Segment Open

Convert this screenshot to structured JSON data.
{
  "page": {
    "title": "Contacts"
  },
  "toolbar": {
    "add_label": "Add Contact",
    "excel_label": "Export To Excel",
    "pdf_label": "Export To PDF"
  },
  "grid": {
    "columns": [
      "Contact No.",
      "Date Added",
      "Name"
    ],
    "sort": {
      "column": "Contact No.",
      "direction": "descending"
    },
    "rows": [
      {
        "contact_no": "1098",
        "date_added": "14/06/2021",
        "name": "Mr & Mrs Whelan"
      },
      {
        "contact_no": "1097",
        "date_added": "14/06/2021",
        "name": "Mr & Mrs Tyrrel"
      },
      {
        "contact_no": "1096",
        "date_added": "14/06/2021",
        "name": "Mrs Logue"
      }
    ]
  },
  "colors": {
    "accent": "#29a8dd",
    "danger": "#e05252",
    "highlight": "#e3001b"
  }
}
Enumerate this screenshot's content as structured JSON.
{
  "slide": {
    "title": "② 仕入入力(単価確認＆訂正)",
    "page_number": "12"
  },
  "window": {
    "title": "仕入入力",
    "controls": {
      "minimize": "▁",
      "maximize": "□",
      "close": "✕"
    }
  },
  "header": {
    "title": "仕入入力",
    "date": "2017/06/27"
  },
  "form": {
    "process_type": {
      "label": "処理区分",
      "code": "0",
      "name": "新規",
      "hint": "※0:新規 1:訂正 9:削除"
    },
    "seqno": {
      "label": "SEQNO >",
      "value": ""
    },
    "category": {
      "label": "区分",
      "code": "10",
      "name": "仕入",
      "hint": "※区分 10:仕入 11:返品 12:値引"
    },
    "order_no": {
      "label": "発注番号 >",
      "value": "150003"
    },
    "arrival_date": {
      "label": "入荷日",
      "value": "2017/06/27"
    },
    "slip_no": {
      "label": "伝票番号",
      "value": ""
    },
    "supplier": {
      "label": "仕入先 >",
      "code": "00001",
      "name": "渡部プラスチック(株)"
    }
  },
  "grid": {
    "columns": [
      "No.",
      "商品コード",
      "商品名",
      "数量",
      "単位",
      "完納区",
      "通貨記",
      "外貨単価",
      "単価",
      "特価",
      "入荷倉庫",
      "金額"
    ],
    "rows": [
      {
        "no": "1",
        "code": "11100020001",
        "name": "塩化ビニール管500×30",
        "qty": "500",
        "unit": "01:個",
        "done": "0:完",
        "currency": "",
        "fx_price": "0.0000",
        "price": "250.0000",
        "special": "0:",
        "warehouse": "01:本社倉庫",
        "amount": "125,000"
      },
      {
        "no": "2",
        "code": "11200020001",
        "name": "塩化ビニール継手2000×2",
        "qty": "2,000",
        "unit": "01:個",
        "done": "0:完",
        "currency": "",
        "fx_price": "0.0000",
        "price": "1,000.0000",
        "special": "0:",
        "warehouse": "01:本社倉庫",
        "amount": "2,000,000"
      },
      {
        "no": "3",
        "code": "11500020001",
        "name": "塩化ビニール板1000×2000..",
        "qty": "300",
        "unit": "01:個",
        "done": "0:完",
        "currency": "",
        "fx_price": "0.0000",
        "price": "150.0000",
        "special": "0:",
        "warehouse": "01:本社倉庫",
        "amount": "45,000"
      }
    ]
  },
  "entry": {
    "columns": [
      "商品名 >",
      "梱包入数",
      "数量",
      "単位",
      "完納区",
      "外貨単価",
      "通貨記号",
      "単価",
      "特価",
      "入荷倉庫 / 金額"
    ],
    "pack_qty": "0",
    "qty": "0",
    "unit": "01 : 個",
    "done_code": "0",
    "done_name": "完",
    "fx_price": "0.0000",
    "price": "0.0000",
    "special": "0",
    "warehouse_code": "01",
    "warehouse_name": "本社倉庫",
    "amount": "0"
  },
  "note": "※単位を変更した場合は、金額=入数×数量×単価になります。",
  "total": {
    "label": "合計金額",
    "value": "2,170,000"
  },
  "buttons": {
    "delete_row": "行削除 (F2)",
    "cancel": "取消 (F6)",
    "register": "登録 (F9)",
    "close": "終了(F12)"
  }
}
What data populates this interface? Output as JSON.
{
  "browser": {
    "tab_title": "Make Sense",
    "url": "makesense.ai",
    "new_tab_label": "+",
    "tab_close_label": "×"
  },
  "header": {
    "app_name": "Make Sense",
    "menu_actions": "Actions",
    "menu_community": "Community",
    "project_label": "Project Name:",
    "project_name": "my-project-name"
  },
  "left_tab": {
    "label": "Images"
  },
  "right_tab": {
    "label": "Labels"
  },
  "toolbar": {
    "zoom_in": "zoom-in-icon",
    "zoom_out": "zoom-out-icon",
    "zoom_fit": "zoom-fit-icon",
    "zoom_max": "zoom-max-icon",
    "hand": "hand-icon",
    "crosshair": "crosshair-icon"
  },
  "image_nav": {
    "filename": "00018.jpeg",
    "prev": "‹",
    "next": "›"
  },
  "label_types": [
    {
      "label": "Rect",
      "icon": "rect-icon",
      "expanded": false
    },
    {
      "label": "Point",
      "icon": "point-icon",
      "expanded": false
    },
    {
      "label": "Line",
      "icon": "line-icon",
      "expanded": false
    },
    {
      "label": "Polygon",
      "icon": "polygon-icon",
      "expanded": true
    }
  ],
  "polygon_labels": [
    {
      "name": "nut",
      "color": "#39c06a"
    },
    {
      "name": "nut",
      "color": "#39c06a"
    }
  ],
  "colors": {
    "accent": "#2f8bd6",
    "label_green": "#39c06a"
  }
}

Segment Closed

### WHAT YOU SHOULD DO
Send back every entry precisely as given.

### ANSWER TO THIS EXERCISE
Convert this screenshot to structured JSON data.
{
  "page": {
    "title": "Contacts"
  },
  "toolbar": {
    "add_label": "Add Contact",
    "excel_label": "Export To Excel",
    "pdf_label": "Export To PDF"
  },
  "grid": {
    "columns": [
      "Contact No.",
      "Date Added",
      "Name"
    ],
    "sort": {
      "column": "Contact No.",
      "direction": "descending"
    },
    "rows": [
      {
        "contact_no": "1098",
        "date_added": "14/06/2021",
        "name": "Mr & Mrs Whelan"
      },
      {
        "contact_no": "1097",
        "date_added": "14/06/2021",
        "name": "Mr & Mrs Tyrrel"
      },
      {
        "contact_no": "1096",
        "date_added": "14/06/2021",
        "name": "Mrs Logue"
      }
    ]
  },
  "colors": {
    "accent": "#29a8dd",
    "danger": "#e05252",
    "highlight": "#e3001b"
  }
}
Enumerate this screenshot's content as structured JSON.
{
  "slide": {
    "title": "② 仕入入力(単価確認＆訂正)",
    "page_number": "12"
  },
  "window": {
    "title": "仕入入力",
    "controls": {
      "minimize": "▁",
      "maximize": "□",
      "close": "✕"
    }
  },
  "header": {
    "title": "仕入入力",
    "date": "2017/06/27"
  },
  "form": {
    "process_type": {
      "label": "処理区分",
      "code": "0",
      "name": "新規",
      "hint": "※0:新規 1:訂正 9:削除"
    },
    "seqno": {
      "label": "SEQNO >",
      "value": ""
    },
    "category": {
      "label": "区分",
      "code": "10",
      "name": "仕入",
      "hint": "※区分 10:仕入 11:返品 12:値引"
    },
    "order_no": {
      "label": "発注番号 >",
      "value": "150003"
    },
    "arrival_date": {
      "label": "入荷日",
      "value": "2017/06/27"
    },
    "slip_no": {
      "label": "伝票番号",
      "value": ""
    },
    "supplier": {
      "label": "仕入先 >",
      "code": "00001",
      "name": "渡部プラスチック(株)"
    }
  },
  "grid": {
    "columns": [
      "No.",
      "商品コード",
      "商品名",
      "数量",
      "単位",
      "完納区",
      "通貨記",
      "外貨単価",
      "単価",
      "特価",
      "入荷倉庫",
      "金額"
    ],
    "rows": [
      {
        "no": "1",
        "code": "11100020001",
        "name": "塩化ビニール管500×30",
        "qty": "500",
        "unit": "01:個",
        "done": "0:完",
        "currency": "",
        "fx_price": "0.0000",
        "price": "250.0000",
        "special": "0:",
        "warehouse": "01:本社倉庫",
        "amount": "125,000"
      },
      {
        "no": "2",
        "code": "11200020001",
        "name": "塩化ビニール継手2000×2",
        "qty": "2,000",
        "unit": "01:個",
        "done": "0:完",
        "currency": "",
        "fx_price": "0.0000",
        "price": "1,000.0000",
        "special": "0:",
        "warehouse": "01:本社倉庫",
        "amount": "2,000,000"
      },
      {
        "no": "3",
        "code": "11500020001",
        "name": "塩化ビニール板1000×2000..",
        "qty": "300",
        "unit": "01:個",
        "done": "0:完",
        "currency": "",
        "fx_price": "0.0000",
        "price": "150.0000",
        "special": "0:",
        "warehouse": "01:本社倉庫",
        "amount": "45,000"
      }
    ]
  },
  "entry": {
    "columns": [
      "商品名 >",
      "梱包入数",
      "数量",
      "単位",
      "完納区",
      "外貨単価",
      "通貨記号",
      "単価",
      "特価",
      "入荷倉庫 / 金額"
    ],
    "pack_qty": "0",
    "qty": "0",
    "unit": "01 : 個",
    "done_code": "0",
    "done_name": "完",
    "fx_price": "0.0000",
    "price": "0.0000",
    "special": "0",
    "warehouse_code": "01",
    "warehouse_name": "本社倉庫",
    "amount": "0"
  },
  "note": "※単位を変更した場合は、金額=入数×数量×単価になります。",
  "total": {
    "label": "合計金額",
    "value": "2,170,000"
  },
  "buttons": {
    "delete_row": "行削除 (F2)",
    "cancel": "取消 (F6)",
    "register": "登録 (F9)",
    "close": "終了(F12)"
  }
}
What data populates this interface? Output as JSON.
{
  "browser": {
    "tab_title": "Make Sense",
    "url": "makesense.ai",
    "new_tab_label": "+",
    "tab_close_label": "×"
  },
  "header": {
    "app_name": "Make Sense",
    "menu_actions": "Actions",
    "menu_community": "Community",
    "project_label": "Project Name:",
    "project_name": "my-project-name"
  },
  "left_tab": {
    "label": "Images"
  },
  "right_tab": {
    "label": "Labels"
  },
  "toolbar": {
    "zoom_in": "zoom-in-icon",
    "zoom_out": "zoom-out-icon",
    "zoom_fit": "zoom-fit-icon",
    "zoom_max": "zoom-max-icon",
    "hand": "hand-icon",
    "crosshair": "crosshair-icon"
  },
  "image_nav": {
    "filename": "00018.jpeg",
    "prev": "‹",
    "next": "›"
  },
  "label_types": [
    {
      "label": "Rect",
      "icon": "rect-icon",
      "expanded": false
    },
    {
      "label": "Point",
      "icon": "point-icon",
      "expanded": false
    },
    {
      "label": "Line",
      "icon": "line-icon",
      "expanded": false
    },
    {
      "label": "Polygon",
      "icon": "polygon-icon",
      "expanded": true
    }
  ],
  "polygon_labels": [
    {
      "name": "nut",
      "color": "#39c06a"
    },
    {
      "name": "nut",
      "color": "#39c06a"
    }
  ],
  "colors": {
    "accent": "#2f8bd6",
    "label_green": "#39c06a"
  }
}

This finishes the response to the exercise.